Prevent this expansion, and we put a squeeze on the whole exploitation-based global economic system.
Long-term Labor Solutions
Governments and industry often claim that infrastructure projects provide benefits to local communities in the form of jobs. But inevitably, such benefits are provided only to small numbers of people for a short period of time — once a road or dam is built, the jobs dry up. This small, short-term benefit hardly compensates for the wide-scale destruction that such projects cause to those communities, whether it’s the dislocation caused by a highway, the destruction of water supplies from a dam or the degradation of people’s health caused by a mine or power plant.
A better way to guarantee the economic health of communities over the long-term is to shift toward a local economic model. In such a model, networks of related communities produce for themselves the food and other goods that they consume. In this way, they are more directly in control of their lives, deciding what products they wish to consume, what local environmental costs they are willing to bear, and what conditions they wish to work under. This would provide true job security: the security that comes from producing only that which is needed, from being in control of that production, and from keeping that production on a small, local scale.
In this system, it is no longer possible for the costs associated with a product’s manufacture to be forced upon another community. There would be no destructive mining of ore for consumption far away, or chemical plants dumping toxins in a community that would rather have clean drinking water. Since there isn’t much place in such a model for multinational corporations that are based around shipping products over vast distances, local economies would also lessen corporate control over our lives.
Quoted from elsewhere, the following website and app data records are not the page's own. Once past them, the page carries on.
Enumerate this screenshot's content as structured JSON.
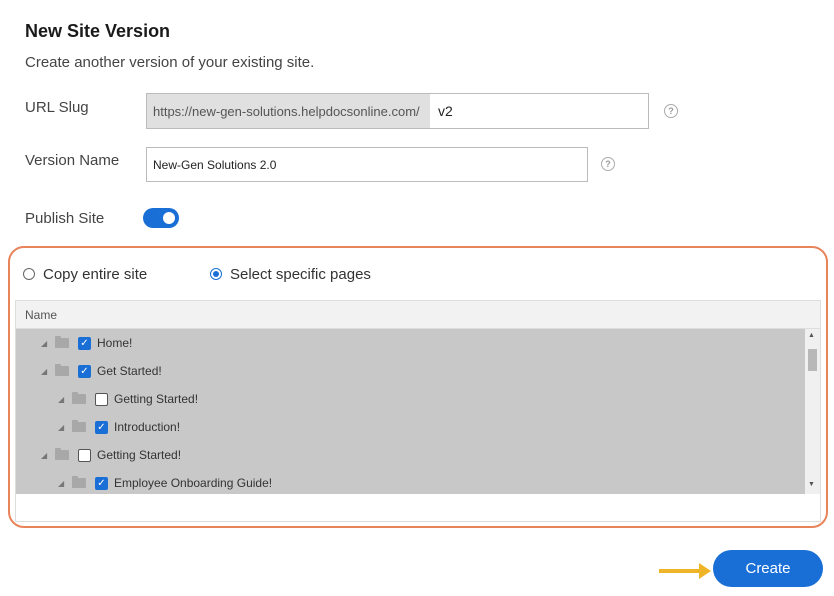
{
  "header": {
    "title": "New Site Version",
    "subtitle": "Create another version of your existing site."
  },
  "url_slug": {
    "label": "URL Slug",
    "prefix": "https://new-gen-solutions.helpdocsonline.com/",
    "value": "v2"
  },
  "version_name": {
    "label": "Version Name",
    "value": "New-Gen Solutions 2.0"
  },
  "publish": {
    "label": "Publish Site",
    "enabled": true
  },
  "copy_options": {
    "option_entire": "Copy entire site",
    "option_specific": "Select specific pages",
    "selected": "specific"
  },
  "tree": {
    "column_header": "Name",
    "rows": [
      {
        "label": "Home!",
        "checked": true,
        "depth": 0
      },
      {
        "label": "Get Started!",
        "checked": true,
        "depth": 0
      },
      {
        "label": "Getting Started!",
        "checked": false,
        "depth": 1
      },
      {
        "label": "Introduction!",
        "checked": true,
        "depth": 1
      },
      {
        "label": "Getting Started!",
        "checked": false,
        "depth": 0
      },
      {
        "label": "Employee Onboarding Guide!",
        "checked": true,
        "depth": 1
      }
    ]
  },
  "actions": {
    "create_label": "Create"
  },
  "colors": {
    "accent": "#1a6fd6",
    "highlight_border": "#e8835a",
    "arrow": "#f0b429"
  }
}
This vision may seem like a long shot. Indeed, sensing a threat to their continued dominance over our lives, corporations and governments will try to stand in our way. But it’s a vision worth fighting for.
Which brings us back to the primary reason for targeting infrastructure: because it’s a weakness of the system that stands between us and the realization of our dreams.